Updated: Nov 27,2014 2:42 PM     China Daily

Chinese students studying in the UK are to be recruited by a government agency to help British companies enter the Chinese market.

Exports agency UK Trade and Investment on Nov 25 launched the Great Ambassadors China program under which Chinese-speaking students will liaise with companies in Britain, helping them to understand the language, culture and the way business operates in China.

UKTI selected China as the target market for its pilot project because of the 70,000 Chinese students currently studying in Britain, the largest demographic group of overseas students in the country.

Additionally, the growing Chinese market is expected to become the largest among all emerging markets for trade and investment.

UKTI officials predict China will invest $1.25 trillion overseas over the coming 10 years.

The University of Sheffield in northern England has been chosen as the host institution for the pilot project because it boasts the largest Chinese student population in Britain, as well as one of the country’s largest and most established East Asian Studies departments.

Paul White, the university’s deputy vice-chancellor, said, “I am delighted that the University of Sheffield has been chosen to be the host institution for the Great Ambassadors China pilot project and am looking forward to watching the scheme grow.”

White said the project will provide a wide range of long-term career benefits for students as well as leaving a lasting impact on the businesses involved.

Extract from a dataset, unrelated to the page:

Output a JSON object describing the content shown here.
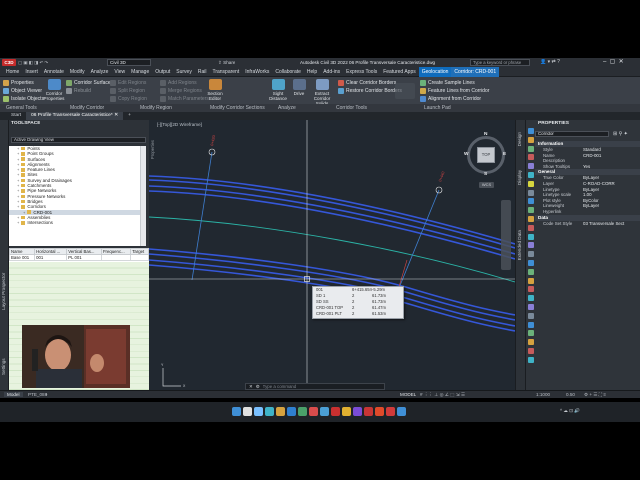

“This scheme gives our Chinese-speaking students the unique opportunity to acquire valuable employable skills with innovative companies who are looking to develop and expand their trade links with China,” added White.

Lord Livingston, the trade and investment minister, said: “China offers great opportunities for UK companies of all sizes, with growing demand for brand Britain. Chinese-speaking students can help UK businesses to overcome the linguistic and cultural barriers that could stand between them and the Chinese market.”